Twitter, which employs 5,000 people, has ordered its staff to stay at home in the current crisis and told them they never have to come back to the office if they don’t want to. No, they haven’t all been fired, it is simply following a growing trend of allowing its workforce to work remotely from home. Many companies in different industries in the UK are following suit.
The trend has its roots in the San Francisco Bay area, where exceptionally high salaries and cost of living have meant companies have resorted to people working from home to reduce costs and enhance their appeal to prospective employees. The COVID-19 crisis has accelerated the trend across multiple industries, and it is now rapidly spreading elsewhere.
What does the trend mean for the housing market, particularly in London?
According to one report, the number of people working from home has risen by a fifth in the last ten years and if this trend were to continue at the same rate, around 2.1 million people could be working full time at home by 2040 – and that was before the recent lockdown.

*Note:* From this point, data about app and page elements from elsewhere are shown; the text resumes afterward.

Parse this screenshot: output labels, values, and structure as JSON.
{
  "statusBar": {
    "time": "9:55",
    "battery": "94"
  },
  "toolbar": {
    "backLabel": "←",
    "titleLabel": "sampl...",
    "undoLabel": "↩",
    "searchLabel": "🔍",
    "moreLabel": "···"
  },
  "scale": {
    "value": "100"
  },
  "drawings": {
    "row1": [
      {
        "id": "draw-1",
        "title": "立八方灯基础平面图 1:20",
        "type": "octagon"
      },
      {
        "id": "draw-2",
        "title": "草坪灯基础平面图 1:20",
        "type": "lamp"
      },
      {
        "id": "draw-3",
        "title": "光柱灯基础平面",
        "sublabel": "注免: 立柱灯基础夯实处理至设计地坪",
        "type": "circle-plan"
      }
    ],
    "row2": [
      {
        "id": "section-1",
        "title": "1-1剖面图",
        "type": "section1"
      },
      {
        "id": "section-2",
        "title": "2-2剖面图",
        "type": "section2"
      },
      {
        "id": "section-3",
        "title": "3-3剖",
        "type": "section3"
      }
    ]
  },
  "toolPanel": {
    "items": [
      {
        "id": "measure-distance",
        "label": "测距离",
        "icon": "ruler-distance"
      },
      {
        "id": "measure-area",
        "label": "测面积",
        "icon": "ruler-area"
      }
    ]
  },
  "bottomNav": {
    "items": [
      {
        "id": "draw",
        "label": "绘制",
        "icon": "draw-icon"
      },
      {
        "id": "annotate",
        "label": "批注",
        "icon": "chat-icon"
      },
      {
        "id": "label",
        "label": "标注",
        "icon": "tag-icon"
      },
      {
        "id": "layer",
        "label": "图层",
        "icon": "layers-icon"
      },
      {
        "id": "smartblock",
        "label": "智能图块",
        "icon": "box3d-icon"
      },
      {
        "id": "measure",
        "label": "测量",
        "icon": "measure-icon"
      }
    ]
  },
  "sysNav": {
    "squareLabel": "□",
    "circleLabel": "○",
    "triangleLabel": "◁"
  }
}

Ask any one of the thousands of people living in the commuter belt surrounding London whether they enjoy their daily commute (often up to two hours each way) on crowded public transport and at an exorbitant cost and you will receive a very short reply, which would be unprintable here.
The current crisis has shown that working from home does not necessarily mean a reduction in productivity and the financial and ancillary benefits can be considerable, both for companies and employees.

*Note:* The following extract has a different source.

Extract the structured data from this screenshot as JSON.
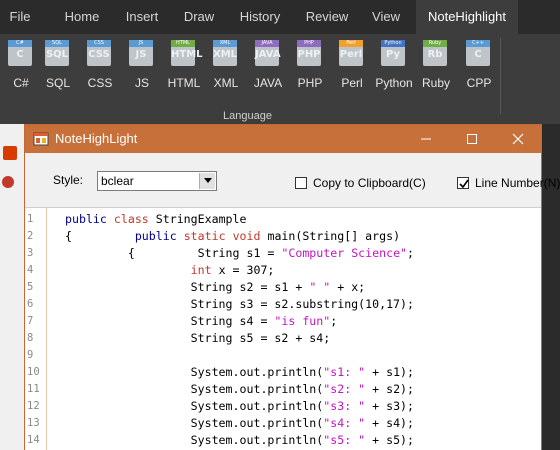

Will people want to go back to the daily grind of commuting when they have enjoyed the alternative? Some will, but for many, the answer is ‘No, definitely not’. As we all know, once the genie is out of the bottle it is difficult to get back in.
Demand in London is not going to disappear overnight so the effect on house prices in the short term should be minimal. Nevertheless, this seismic change will impact the market and it is a question of ‘when’ and not ‘if’.